My grandmother recently moved house and in an effort to help her “slim down” her vast quantity of belongings so that it would all fit in one lorry, I agreed to go through her bookshelves and see if anything took my fancy. Needless to say there wasn’t a lot which did. The one thing she did manage to foist on me was a copy of the first book in the Cadfael series by Ellis Peters: A Morbid Taste for Bones.

Now it’s fair to say that I have never been tempted by Cadfael; I’m aware of the TV series starring Derek Jacobi and I did know that it was based on books but I never pictured myself reading any of them. So Bones went on my bookshelf and stayed there for quite some time.

But there came a time quite recently when I was getting low on new books and needed something small and light to carry around with me so Cadfael was rescued from lying forgotten on the bookshelf and in my backpack it went.

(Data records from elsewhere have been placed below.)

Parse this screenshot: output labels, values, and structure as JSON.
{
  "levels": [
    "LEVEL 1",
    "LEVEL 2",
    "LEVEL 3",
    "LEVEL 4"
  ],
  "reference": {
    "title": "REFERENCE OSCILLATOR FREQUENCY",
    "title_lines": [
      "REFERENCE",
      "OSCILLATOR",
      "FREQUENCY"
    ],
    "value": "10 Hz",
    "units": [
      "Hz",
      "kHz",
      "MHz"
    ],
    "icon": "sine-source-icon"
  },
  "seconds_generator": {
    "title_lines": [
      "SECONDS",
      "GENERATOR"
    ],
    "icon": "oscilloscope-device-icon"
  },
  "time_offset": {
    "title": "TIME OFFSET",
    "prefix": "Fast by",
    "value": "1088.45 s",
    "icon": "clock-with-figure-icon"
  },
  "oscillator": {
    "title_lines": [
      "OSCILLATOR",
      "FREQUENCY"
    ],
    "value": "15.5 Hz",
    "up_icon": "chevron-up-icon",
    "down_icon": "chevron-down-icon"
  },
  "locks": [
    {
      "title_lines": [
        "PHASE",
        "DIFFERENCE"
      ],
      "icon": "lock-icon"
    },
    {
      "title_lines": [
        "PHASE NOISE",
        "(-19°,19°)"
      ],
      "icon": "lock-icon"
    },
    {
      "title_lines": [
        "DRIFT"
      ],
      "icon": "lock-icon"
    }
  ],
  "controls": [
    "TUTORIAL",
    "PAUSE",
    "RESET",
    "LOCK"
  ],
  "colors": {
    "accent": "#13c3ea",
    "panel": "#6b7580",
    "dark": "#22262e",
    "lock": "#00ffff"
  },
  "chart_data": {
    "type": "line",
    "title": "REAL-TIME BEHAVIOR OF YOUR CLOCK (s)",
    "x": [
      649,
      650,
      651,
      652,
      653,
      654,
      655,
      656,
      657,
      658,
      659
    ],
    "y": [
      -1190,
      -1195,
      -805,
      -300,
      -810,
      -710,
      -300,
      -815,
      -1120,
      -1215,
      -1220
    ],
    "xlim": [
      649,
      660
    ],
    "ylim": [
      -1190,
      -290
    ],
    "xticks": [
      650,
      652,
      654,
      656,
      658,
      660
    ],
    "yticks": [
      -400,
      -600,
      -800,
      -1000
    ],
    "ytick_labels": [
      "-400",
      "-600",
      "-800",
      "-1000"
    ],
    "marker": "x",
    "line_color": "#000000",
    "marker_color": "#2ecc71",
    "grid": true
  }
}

I don’t quite know what I was expecting from Cadfael but I was pleasantly surprised by what I discovered. A part of me imagined I would be thoroughly chastised for my heathen ways but I’m glad to say that this was not the case. Naturally God was mentioned now and again but Cadfael himself was refreshingly down to earth and non-devout for a 12th century monk. His scathing assessment of the more devout brothers and blatant cynicism towards the “miracles” occurring throughout the book led me to really warm to the guy which was quite unexpected. The characters may not have been as deep and multi-faceted as they are in other series but for a crime story they were more realistic than I have come to expect.

The murder when it came was complex and although I was able to see through most of the red herrings I was still surprised by the outcome. The ending itself was quite a shock, not at all what I had expected from what I previously viewed as a religious series, it would certainly make me think twice before trusting a monk.

The old adage about judging books by their covers comes to mind as I’m writing this although in my case it was more like judging Benedictine monks by their habits. Well I have learnt my lesson and while I can’t promise that I’ll read any more of Cadfael’s adventures but should I stumble across one at some point I won’t turn it down flat.